We asked the girls to write to us and let us know how they’re doing in school and life and how they’re progressing, and we told them we would write letters to them, too. I can’t tell you how I’m looking forward to writing the first letter and hearing back from them! There were so many tears during those days – happy and sad – but those personal visits with the girls were the highlights of the trip for sure! I still can’t stop looking at the pictures and thinking of ways to help the girls achieve their dreams and have the lives they deserve.

Anyone who wants to help Feed the Children can go to www.FeedTheChildren.org. And I encourage anyone who can do it to go on a mission, meet these children face to face, and see their lives for yourselves. It will change your life, I promise you!

Cheers!

Feed the Children

Friday, August 6th, 2010

The relaxation after the World Series of Poker has been wonderful. 🙂

It’s hard to even realize how tough the WSOP grind can be until it’s over. Suddenly, you don’t have a tournament to race to, you’re not spending thousands of dollars every few days on a tournament, and you’re not fighting every germ you come into contact with. It’s always fun to play a lot of poker and see friends that you don’t see most of the year, but the rest period after it’s all over is very calm and centering.

In the last few weeks, I did take a break from Las Vegas to visit some friends in Los Angeles, and I even got to spend some time shopping, partying, among many other things with my very close girlfriend Shannon Elizabeth. And it was then that I made a decision about where I’m going to spend some time in the next few weeks.

Nicaragua!

I was considering doing some charity work in Vietnam, but when Shannon talked to me about her upcoming trip to Nicaragua for Feed the Children, I was so excited to make the trip with her. I’ll get back to Vietnam in the next few months, I’m sure, but this new adventure gives me the chance to help other people in need as well. We’re going on an aid mission for this nonprofit organization, and we’ll be helping children by providing food and clean water, helping create shelters, and giving them other supplies that they don’t have. It’s something most of us take for granted, but many children don’t even have food in their lives every day. Shannon is no stranger to doing charity work, and I figure that both of us together can do some great things!

(photo courtesy of FeedtheChildren.org)
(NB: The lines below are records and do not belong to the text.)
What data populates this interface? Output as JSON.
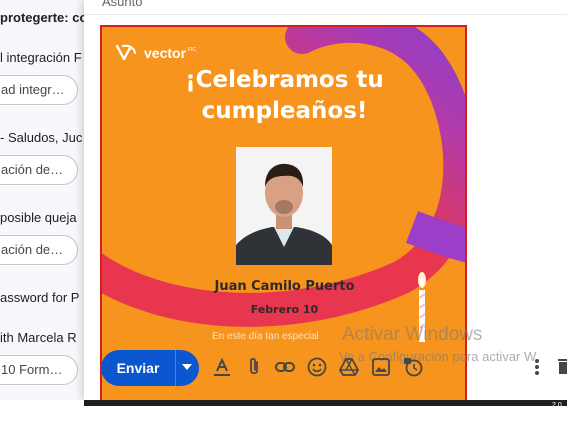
{
  "inbox": {
    "rows": [
      {
        "text": "protegerte: co",
        "bold": true
      },
      {
        "text": "l integración F",
        "bold": false
      },
      {
        "text": "ad integr…",
        "chip": true
      },
      {
        "text": "- Saludos, Juc",
        "bold": false
      },
      {
        "text": "ación de…",
        "chip": true
      },
      {
        "text": "posible queja",
        "bold": false
      },
      {
        "text": "ación de…",
        "chip": true
      },
      {
        "text": "assword for P",
        "bold": false
      },
      {
        "text": "ith Marcela R",
        "bold": false
      },
      {
        "text": "10 Form…",
        "chip": true
      }
    ]
  },
  "compose": {
    "subject_fragment": "Asunto"
  },
  "flyer": {
    "logo_text": "vector",
    "logo_sup": "FIC",
    "headline_line1": "¡Celebramos tu",
    "headline_line2": "cumpleaños!",
    "person_name": "Juan Camilo Puerto",
    "birthday_date": "Febrero 10",
    "cut_text": "En este día tan especial",
    "colors": {
      "background": "#f7941d",
      "ribbon": "#e8364f",
      "ribbon_top": "#9b3fc9"
    }
  },
  "watermark": {
    "title": "Activar Windows",
    "subtitle": "Ve a Configuración para activar W"
  },
  "toolbar": {
    "send_label": "Enviar",
    "send_color": "#0b57d0",
    "icons": [
      "format-text-icon",
      "attach-icon",
      "link-icon",
      "emoji-icon",
      "drive-icon",
      "photo-icon",
      "schedule-lock-icon"
    ]
  },
  "taskbar": {
    "tray_fragment": "2.0"
  }
}
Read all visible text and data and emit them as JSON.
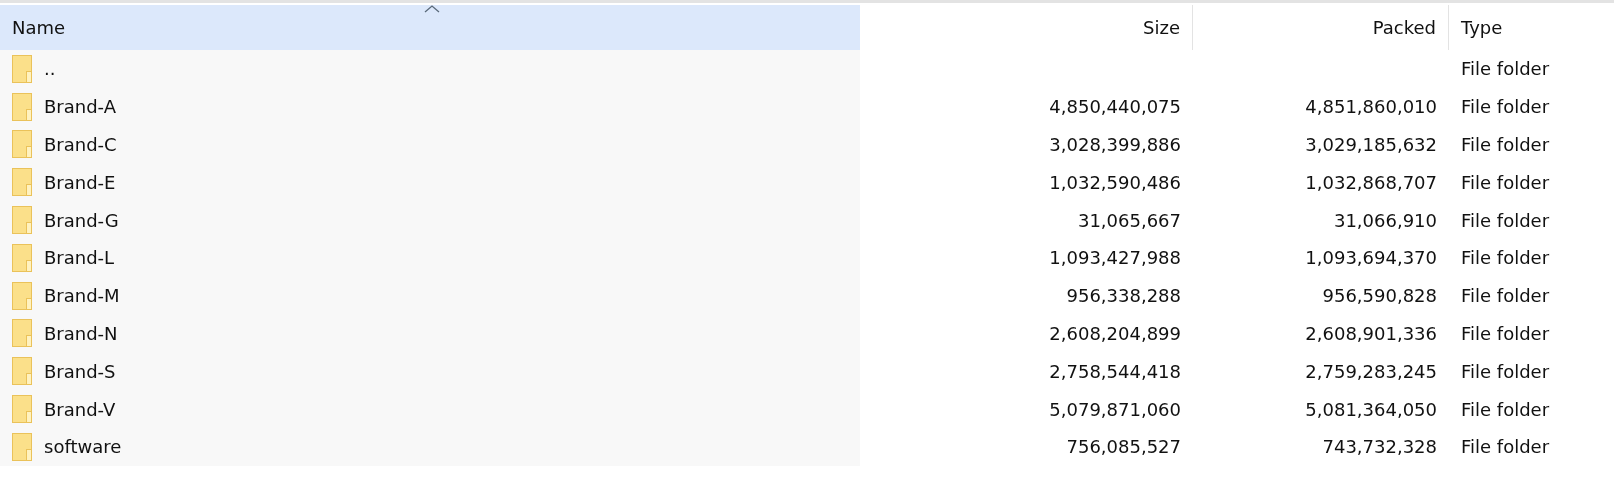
{
  "columns": [
    {
      "label": "Name",
      "sorted": true,
      "kind": "text"
    },
    {
      "label": "Size",
      "sorted": false,
      "kind": "number"
    },
    {
      "label": "Packed",
      "sorted": false,
      "kind": "number"
    },
    {
      "label": "Type",
      "sorted": false,
      "kind": "text"
    }
  ],
  "rows": [
    {
      "name": "..",
      "type": "File folder"
    },
    {
      "name": "Brand-A",
      "size": "4,850,440,075",
      "packed": "4,851,860,010",
      "type": "File folder"
    },
    {
      "name": "Brand-C",
      "size": "3,028,399,886",
      "packed": "3,029,185,632",
      "type": "File folder"
    },
    {
      "name": "Brand-E",
      "size": "1,032,590,486",
      "packed": "1,032,868,707",
      "type": "File folder"
    },
    {
      "name": "Brand-G",
      "size": "31,065,667",
      "packed": "31,066,910",
      "type": "File folder"
    },
    {
      "name": "Brand-L",
      "size": "1,093,427,988",
      "packed": "1,093,694,370",
      "type": "File folder"
    },
    {
      "name": "Brand-M",
      "size": "956,338,288",
      "packed": "956,590,828",
      "type": "File folder"
    },
    {
      "name": "Brand-N",
      "size": "2,608,204,899",
      "packed": "2,608,901,336",
      "type": "File folder"
    },
    {
      "name": "Brand-S",
      "size": "2,758,544,418",
      "packed": "2,759,283,245",
      "type": "File folder"
    },
    {
      "name": "Brand-V",
      "size": "5,079,871,060",
      "packed": "5,081,364,050",
      "type": "File folder"
    },
    {
      "name": "software",
      "size": "756,085,527",
      "packed": "743,732,328",
      "type": "File folder"
    }
  ]
}
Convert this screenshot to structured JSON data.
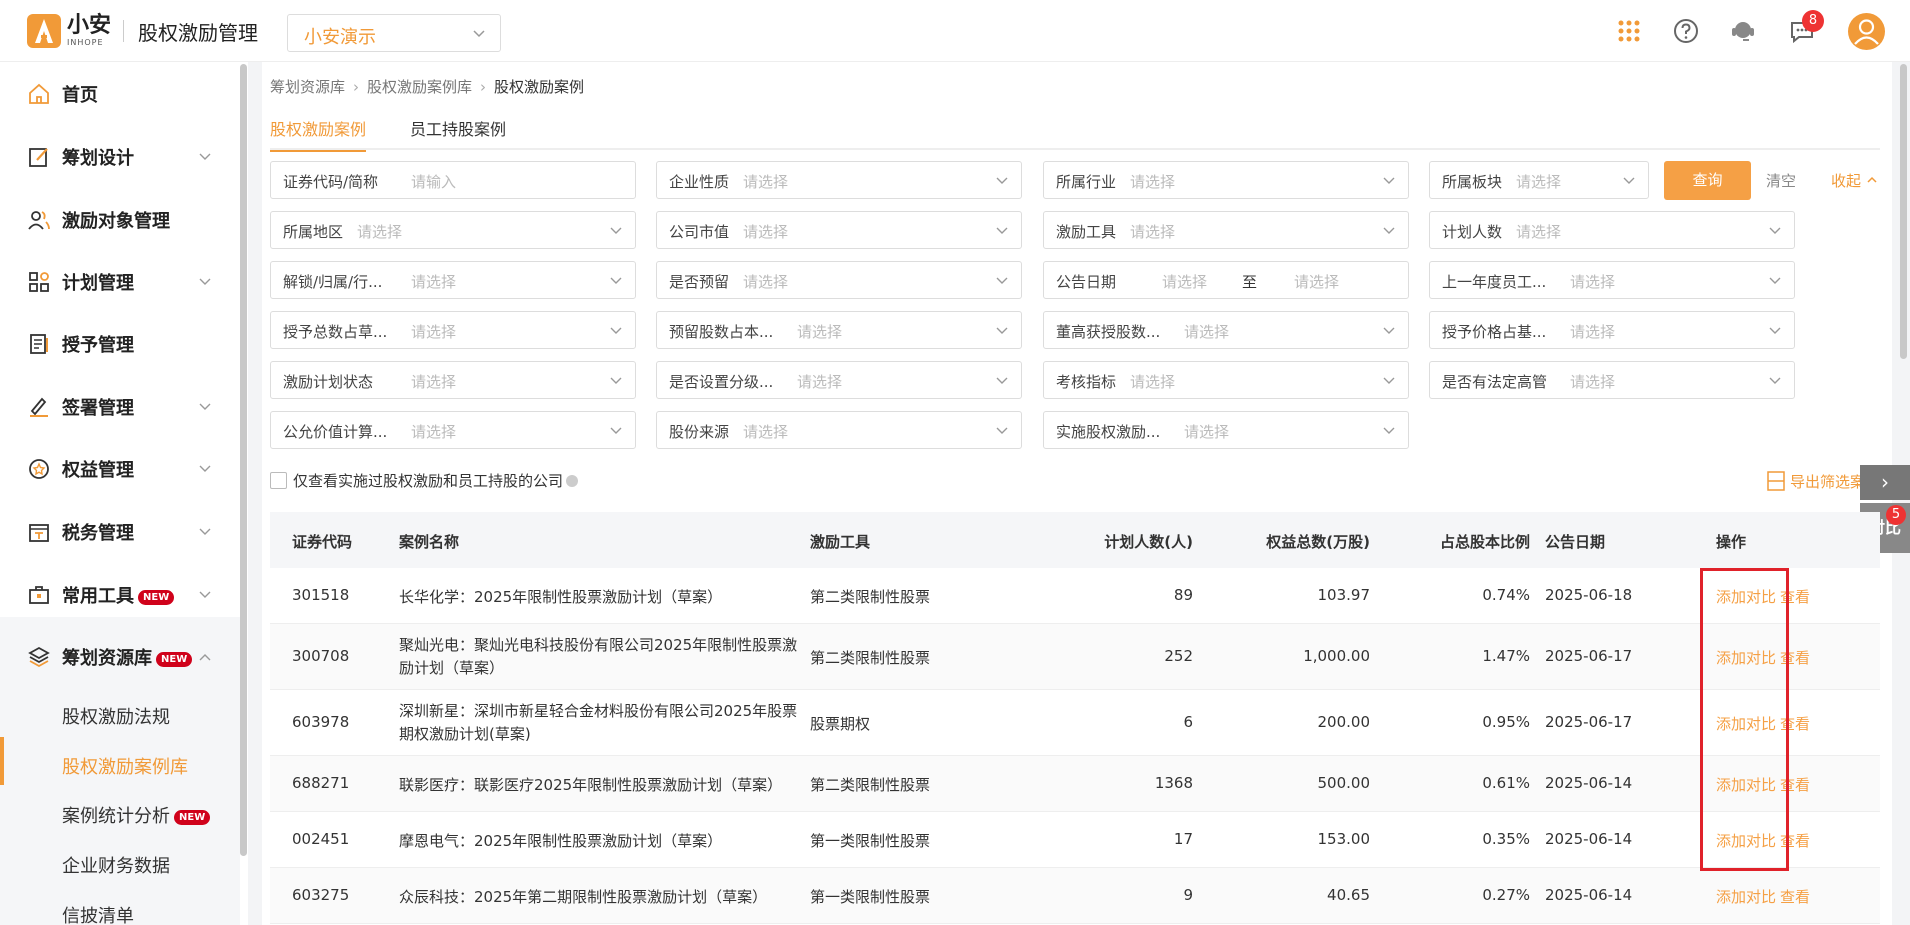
{
  "header": {
    "logo_main": "小安",
    "logo_sub": "INHOPE",
    "app_title": "股权激励管理",
    "company": "小安演示",
    "message_badge": "8"
  },
  "sidebar": {
    "items": [
      {
        "label": "首页",
        "icon": "home-icon"
      },
      {
        "label": "筹划设计",
        "icon": "edit-icon"
      },
      {
        "label": "激励对象管理",
        "icon": "users-icon"
      },
      {
        "label": "计划管理",
        "icon": "grid-icon"
      },
      {
        "label": "授予管理",
        "icon": "document-icon"
      },
      {
        "label": "签署管理",
        "icon": "sign-icon"
      },
      {
        "label": "权益管理",
        "icon": "badge-icon"
      },
      {
        "label": "税务管理",
        "icon": "tax-icon"
      },
      {
        "label": "常用工具",
        "icon": "toolbox-icon",
        "tag": "NEW"
      },
      {
        "label": "筹划资源库",
        "icon": "layers-icon",
        "tag": "NEW"
      }
    ],
    "sub_items": [
      {
        "label": "股权激励法规"
      },
      {
        "label": "股权激励案例库"
      },
      {
        "label": "案例统计分析",
        "tag": "NEW"
      },
      {
        "label": "企业财务数据"
      },
      {
        "label": "信披清单"
      }
    ]
  },
  "breadcrumb": [
    "筹划资源库",
    "股权激励案例库",
    "股权激励案例"
  ],
  "tabs": [
    "股权激励案例",
    "员工持股案例"
  ],
  "filters": [
    {
      "label": "证券代码/简称",
      "placeholder": "请输入"
    },
    {
      "label": "企业性质",
      "placeholder": "请选择"
    },
    {
      "label": "所属行业",
      "placeholder": "请选择"
    },
    {
      "label": "所属板块",
      "placeholder": "请选择"
    },
    {
      "label": "所属地区",
      "placeholder": "请选择"
    },
    {
      "label": "公司市值",
      "placeholder": "请选择"
    },
    {
      "label": "激励工具",
      "placeholder": "请选择"
    },
    {
      "label": "计划人数",
      "placeholder": "请选择"
    },
    {
      "label": "解锁/归属/行...",
      "placeholder": "请选择"
    },
    {
      "label": "是否预留",
      "placeholder": "请选择"
    },
    {
      "label": "公告日期",
      "placeholder": "请选择",
      "to": "至",
      "placeholder2": "请选择"
    },
    {
      "label": "上一年度员工...",
      "placeholder": "请选择"
    },
    {
      "label": "授予总数占草...",
      "placeholder": "请选择"
    },
    {
      "label": "预留股数占本...",
      "placeholder": "请选择"
    },
    {
      "label": "董高获授股数...",
      "placeholder": "请选择"
    },
    {
      "label": "授予价格占基...",
      "placeholder": "请选择"
    },
    {
      "label": "激励计划状态",
      "placeholder": "请选择"
    },
    {
      "label": "是否设置分级...",
      "placeholder": "请选择"
    },
    {
      "label": "考核指标",
      "placeholder": "请选择"
    },
    {
      "label": "是否有法定高管",
      "placeholder": "请选择"
    },
    {
      "label": "公允价值计算...",
      "placeholder": "请选择"
    },
    {
      "label": "股份来源",
      "placeholder": "请选择"
    },
    {
      "label": "实施股权激励...",
      "placeholder": "请选择"
    }
  ],
  "actions": {
    "query": "查询",
    "clear": "清空",
    "collapse": "收起",
    "checkbox_label": "仅查看实施过股权激励和员工持股的公司",
    "export": "导出筛选案例",
    "compare": "对比",
    "compare_badge": "5"
  },
  "table": {
    "headers": [
      "证券代码",
      "案例名称",
      "激励工具",
      "计划人数(人)",
      "权益总数(万股)",
      "占总股本比例",
      "公告日期",
      "操作"
    ],
    "rows": [
      {
        "code": "301518",
        "name": "长华化学：2025年限制性股票激励计划（草案）",
        "tool": "第二类限制性股票",
        "people": "89",
        "total": "103.97",
        "ratio": "0.74%",
        "date": "2025-06-18"
      },
      {
        "code": "300708",
        "name": "聚灿光电：聚灿光电科技股份有限公司2025年限制性股票激励计划（草案）",
        "tool": "第二类限制性股票",
        "people": "252",
        "total": "1,000.00",
        "ratio": "1.47%",
        "date": "2025-06-17"
      },
      {
        "code": "603978",
        "name": "深圳新星：深圳市新星轻合金材料股份有限公司2025年股票期权激励计划(草案)",
        "tool": "股票期权",
        "people": "6",
        "total": "200.00",
        "ratio": "0.95%",
        "date": "2025-06-17"
      },
      {
        "code": "688271",
        "name": "联影医疗：联影医疗2025年限制性股票激励计划（草案）",
        "tool": "第二类限制性股票",
        "people": "1368",
        "total": "500.00",
        "ratio": "0.61%",
        "date": "2025-06-14"
      },
      {
        "code": "002451",
        "name": "摩恩电气：2025年限制性股票激励计划（草案）",
        "tool": "第一类限制性股票",
        "people": "17",
        "total": "153.00",
        "ratio": "0.35%",
        "date": "2025-06-14"
      },
      {
        "code": "603275",
        "name": "众辰科技：2025年第二期限制性股票激励计划（草案）",
        "tool": "第一类限制性股票",
        "people": "9",
        "total": "40.65",
        "ratio": "0.27%",
        "date": "2025-06-14"
      }
    ],
    "op_add": "添加对比",
    "op_view": "查看"
  }
}
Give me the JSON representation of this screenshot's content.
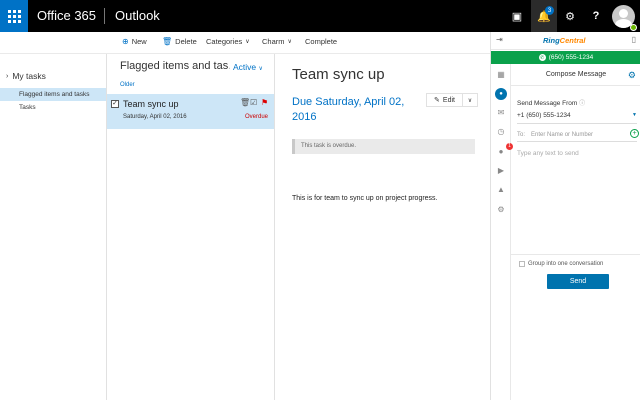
{
  "topbar": {
    "brand": "Office 365",
    "app": "Outlook",
    "icons": [
      "waffle-icon",
      "skype-icon",
      "bell-icon",
      "gear-icon",
      "help-icon"
    ],
    "notification_count": "3",
    "help_label": "?"
  },
  "commands": {
    "new": "New",
    "delete": "Delete",
    "categories": "Categories",
    "charm": "Charm",
    "complete": "Complete"
  },
  "nav": {
    "group": "My tasks",
    "items": [
      {
        "label": "Flagged items and tasks",
        "selected": true
      },
      {
        "label": "Tasks",
        "selected": false
      }
    ]
  },
  "tasklist": {
    "title": "Flagged items and tas…",
    "filter": "Active",
    "section": "Older",
    "tasks": [
      {
        "title": "Team sync up",
        "date": "Saturday, April 02, 2016",
        "status": "Overdue"
      }
    ]
  },
  "reading": {
    "title": "Team sync up",
    "due": "Due Saturday, April 02, 2016",
    "edit_label": "Edit",
    "alert": "This task is overdue.",
    "body": "This is for team to sync up on project progress."
  },
  "ringcentral": {
    "logo_ring": "Ring",
    "logo_central": "Central",
    "phone": "(650) 555-1234",
    "compose_title": "Compose Message",
    "send_from_label": "Send Message From",
    "send_from_value": "+1 (650) 555-1234",
    "to_label": "To:",
    "to_placeholder": "Enter Name or Number",
    "text_placeholder": "Type any text to send",
    "group_label": "Group into one conversation",
    "send_label": "Send",
    "side_badge": "1",
    "accent": "#0073ae",
    "online_color": "#0aa14b"
  },
  "colors": {
    "brand_blue": "#0072c6",
    "selection": "#cde6f7",
    "overdue": "#cc0000"
  }
}
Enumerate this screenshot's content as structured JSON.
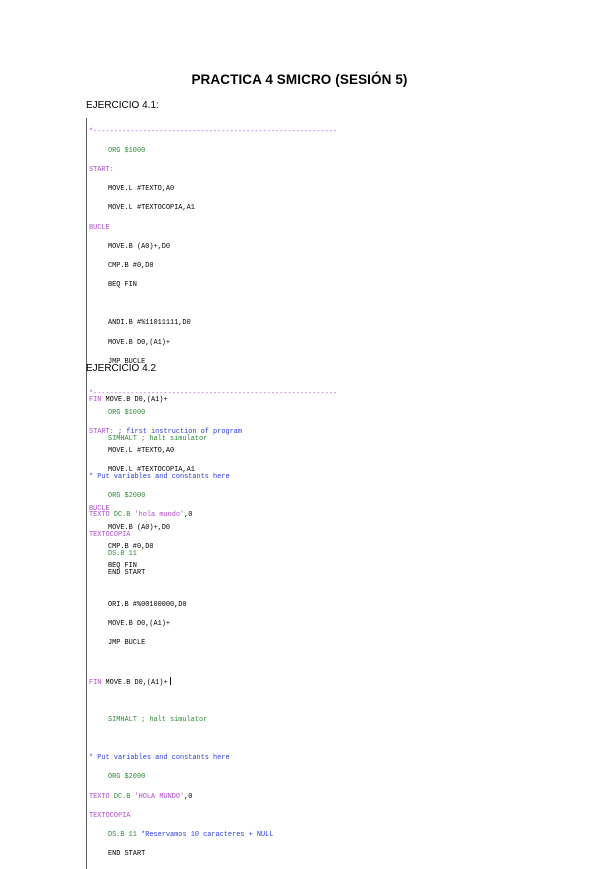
{
  "title": "PRACTICA 4 SMICRO (SESIÓN 5)",
  "ex1": {
    "heading": "EJERCICIO 4.1:",
    "dashes": "*-----------------------------------------------------------",
    "org": "ORG $1000",
    "start": "START:",
    "l1": "MOVE.L #TEXTO,A0",
    "l2": "MOVE.L #TEXTOCOPIA,A1",
    "bucle": "BUCLE",
    "l3": "MOVE.B (A0)+,D0",
    "l4": "CMP.B #0,D0",
    "l5": "BEQ FIN",
    "l6": "ANDI.B #%11011111,D0",
    "l7": "MOVE.B D0,(A1)+",
    "l8": "JMP BUCLE",
    "fin_label": "FIN",
    "fin_instr": "MOVE.B D0,(A1)+",
    "simhalt": "SIMHALT ; halt simulator",
    "comment": "* Put variables and constants here",
    "org2": "ORG $2000",
    "texto_label": "TEXTO",
    "texto_dir": "DC.B",
    "texto_str": "'hola mundo'",
    "texto_end": ",0",
    "textocopia": "TEXTOCOPIA",
    "ds": "DS.B 11",
    "end": "END START"
  },
  "ex2": {
    "heading": "EJERCICIO 4.2",
    "dashes": "*-----------------------------------------------------------",
    "org": "ORG $1000",
    "start": "START:",
    "start_comment": "; first instruction of program",
    "l1": "MOVE.L #TEXTO,A0",
    "l2": "MOVE.L #TEXTOCOPIA,A1",
    "bucle": "BUCLE",
    "l3": "MOVE.B (A0)+,D0",
    "l4": "CMP.B #0,D0",
    "l5": "BEQ FIN",
    "l6": "ORI.B #%00100000,D0",
    "l7": "MOVE.B D0,(A1)+",
    "l8": "JMP BUCLE",
    "fin_label": "FIN",
    "fin_instr": "MOVE.B D0,(A1)+",
    "simhalt": "SIMHALT ; halt simulator",
    "comment": "* Put variables and constants here",
    "org2": "ORG $2000",
    "texto_label": "TEXTO",
    "texto_dir": "DC.B",
    "texto_str": "'HOLA MUNDO'",
    "texto_end": ",0",
    "textocopia": "TEXTOCOPIA",
    "ds": "DS.B 11",
    "ds_comment": "*Reservamos 10 caracteres + NULL",
    "end": "END START"
  }
}
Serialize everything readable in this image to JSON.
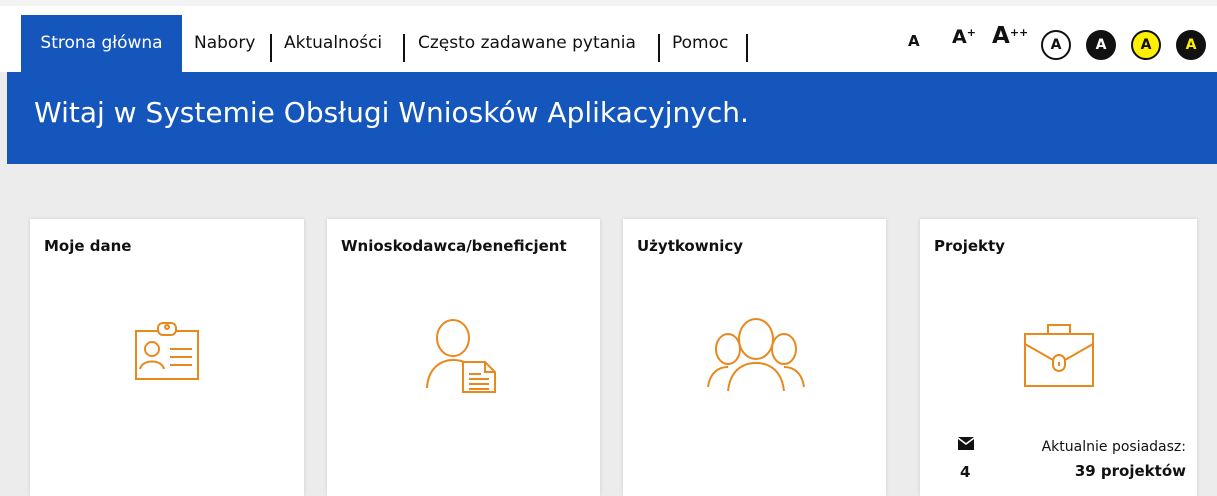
{
  "nav": {
    "active_tab": "Strona główna",
    "links": [
      "Nabory",
      "Aktualności",
      "Często zadawane pytania",
      "Pomoc"
    ]
  },
  "accessibility": {
    "font_small": "A",
    "font_medium": "A",
    "font_medium_sup": "+",
    "font_large": "A",
    "font_large_sup": "++",
    "contrast_labels": [
      "A",
      "A",
      "A",
      "A"
    ]
  },
  "banner": {
    "title": "Witaj w Systemie Obsługi Wniosków Aplikacyjnych."
  },
  "cards": [
    {
      "title": "Moje dane",
      "icon": "id-badge-icon"
    },
    {
      "title": "Wnioskodawca/beneficjent",
      "icon": "person-document-icon"
    },
    {
      "title": "Użytkownicy",
      "icon": "users-group-icon"
    },
    {
      "title": "Projekty",
      "icon": "briefcase-icon"
    }
  ],
  "projects": {
    "messages_count": "4",
    "own_label": "Aktualnie posiadasz:",
    "own_value": "39 projektów"
  },
  "colors": {
    "brand_blue": "#1556bd",
    "icon_orange": "#e8891d",
    "contrast_yellow": "#ffef00"
  }
}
Another exciting thing about this trip is that Associated Television International is working with Feed the children to shoot a documentary about this trip. This 60-minute documentary will give people a first-hand look at our experience, seeing the poverty and helping make their lives a little better. But the major point of the documentary will be to show the rest of the world what kinds of problems exist in these parts of the world and what needs to be done to help.

For more information about Feed the Children and how you can help, visit www.FeedTheChildren.org.

And I leave in a few days! I’ve got my shots to prevent me from getting any of the local diseases… Ouch! I hate getting shots! But I know it’s all for the right reasons. I’m so looking forward to doing this project and getting involved in helping the people of Nicaragua.

Thanks for all of the recent birthday wishes, as it really made my day even more wonderful! The most precious gift I received, in addition to the love from everyone, was this lovely Lakshmi statue and some meditation items from Shannon. So sweet! After she helped me schedule an immediate appointment for Jace to see her vet to handle a problem with his breathing, which turns out to be asthma, we ended up going out to dinner for sushi that night. Shannon was so considerate on my birthday, understanding that I wanted to keep it low-key, even though she surprised me with good friends Tracy Wagner and Matt Mazzant showing up to dinner! It was a wonderful birthday, and big thanks to the three of them for making it extra special!

I think this year is going to be a good one for me, and once I get back from Central America, I’ll be preparing to get back to poker with the first few events in Europe. It should be an interesting few months, and I’ll keep you updated as best I can!

Cheers!